The reverse side of which is the potential for evil doing. We don't need anyone tracking our internet use, what sites we visit, who we mail or VoiP wth. I cringed every time I heard some
country made a deal with Google to supply it's "services". or some new application created by
them for a phone or whatever. 1984 was only off by 20 years... be warned.
I want to break free. I want to break free from your lies. Youre so self satisfied I dont need you...
OK enough with the Queen references already.
But seriously - In once sense this is the best news that the punter has had in some time. Somebody is demonstrating that Android (as a platform at least, thanks Google) can legally be picked up, modded, and most importantly, legally installed on existing Android-compatible handsets with no interference from the mobile network, handset manufacturer or original OS dev team.

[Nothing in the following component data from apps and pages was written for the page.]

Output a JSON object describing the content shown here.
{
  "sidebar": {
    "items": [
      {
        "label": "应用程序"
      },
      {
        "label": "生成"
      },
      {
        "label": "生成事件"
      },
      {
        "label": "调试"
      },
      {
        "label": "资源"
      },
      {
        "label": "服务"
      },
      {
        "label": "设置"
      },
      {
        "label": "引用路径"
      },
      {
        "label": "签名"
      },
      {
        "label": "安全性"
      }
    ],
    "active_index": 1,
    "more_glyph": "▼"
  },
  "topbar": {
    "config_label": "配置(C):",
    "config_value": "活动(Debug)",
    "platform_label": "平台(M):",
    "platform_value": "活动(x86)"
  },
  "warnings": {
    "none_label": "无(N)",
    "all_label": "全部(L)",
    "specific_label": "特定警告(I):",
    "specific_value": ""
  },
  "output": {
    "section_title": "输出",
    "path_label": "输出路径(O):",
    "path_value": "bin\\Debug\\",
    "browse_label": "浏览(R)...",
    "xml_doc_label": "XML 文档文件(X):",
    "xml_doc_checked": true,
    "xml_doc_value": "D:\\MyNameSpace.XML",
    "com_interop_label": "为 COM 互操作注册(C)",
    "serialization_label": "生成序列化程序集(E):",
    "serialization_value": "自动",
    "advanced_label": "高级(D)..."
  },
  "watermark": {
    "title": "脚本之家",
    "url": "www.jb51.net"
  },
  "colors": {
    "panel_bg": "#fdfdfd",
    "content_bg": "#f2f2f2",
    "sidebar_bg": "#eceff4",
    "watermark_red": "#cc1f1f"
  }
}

So we can now have our feature-rich devices without being dictated to.
What's needed is a supporting community to develop alternatives to the apps that Google are saying are closed source and are not available through the marketplace.
Hell if this looks good enough I may not only replace my iPhone with an Android phone, I might help out myself...
This is a PR disaster for Google. They've just killed a 30,000 strong community of Android enthusiasts in one foul swoop.
I was an avid user of most Google services and really loved the cyanogen roms. I personally will be closing my google apps enterprise accounts and switching from android. I understand their position to a point - but this is just completely idiotic.
Bye, bye Android and thanks for all of your wonderful work cyanogen.
If this is how google is going to play is (which doesn't fuss me as from what I can tell the new Hero ROM covers all my bases) then Slide me can only grow and benifit from it.
(slide me being an alternative to android market)
Bottom line at least 75% of android users won't care as they aren't cyanogen target anyway.
"Unauthorized distribution of this software harms us just like it would any other business, even if it's done with the best of intentions."
I guess the developer could just shout "la, la, la!" and claim he isn't doing anything morally wrong, just like Google did with ffmpeg.
These apps are Google's leverage against the carriers. They need to have signed agreements with google to distribute these phones. We've all dealt with mobile phone operators, and I'm sure you'll agree that I can't describe them here and get past the moderatrix.
I trust Google's "don't be evil" (even if it's not as strong as it used to be) over T-Mobile any day. These are the same people who are slowly having their business eroded by EU regulations banning their excessive charges.
These apps need to be impossible for end users to get, otherwise why would carriers want to get into bed with Google? It's a shame they've gone after this, but I can see why they've had to.
Biting the hand that feeds IT © 1998–2021